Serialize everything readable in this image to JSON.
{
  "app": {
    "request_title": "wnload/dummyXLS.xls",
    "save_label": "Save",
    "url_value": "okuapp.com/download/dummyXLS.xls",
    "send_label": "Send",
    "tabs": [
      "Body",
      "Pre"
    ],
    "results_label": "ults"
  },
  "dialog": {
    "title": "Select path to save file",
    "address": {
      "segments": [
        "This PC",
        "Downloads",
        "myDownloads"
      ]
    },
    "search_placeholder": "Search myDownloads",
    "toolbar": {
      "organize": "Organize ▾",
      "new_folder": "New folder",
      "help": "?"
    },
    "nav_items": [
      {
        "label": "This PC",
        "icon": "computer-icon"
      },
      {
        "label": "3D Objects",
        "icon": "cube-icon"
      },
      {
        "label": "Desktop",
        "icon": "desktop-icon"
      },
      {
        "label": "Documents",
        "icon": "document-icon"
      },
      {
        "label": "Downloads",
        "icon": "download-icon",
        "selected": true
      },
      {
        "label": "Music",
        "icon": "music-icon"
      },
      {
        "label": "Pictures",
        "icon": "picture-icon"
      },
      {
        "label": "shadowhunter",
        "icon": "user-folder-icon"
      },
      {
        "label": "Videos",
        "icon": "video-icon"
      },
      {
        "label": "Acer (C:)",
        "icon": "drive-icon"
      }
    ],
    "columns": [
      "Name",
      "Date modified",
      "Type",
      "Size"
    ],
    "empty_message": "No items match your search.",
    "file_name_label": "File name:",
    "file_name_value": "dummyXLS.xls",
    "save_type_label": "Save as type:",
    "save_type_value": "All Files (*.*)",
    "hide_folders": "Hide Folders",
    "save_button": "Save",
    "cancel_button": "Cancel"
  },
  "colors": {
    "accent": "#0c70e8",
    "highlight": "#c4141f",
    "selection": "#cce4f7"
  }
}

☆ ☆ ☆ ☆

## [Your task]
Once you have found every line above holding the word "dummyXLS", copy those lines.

## [Exercise answer]
    "request_title": "wnload/dummyXLS.xls",
    "url_value": "okuapp.com/download/dummyXLS.xls",
    "file_name_value": "dummyXLS.xls",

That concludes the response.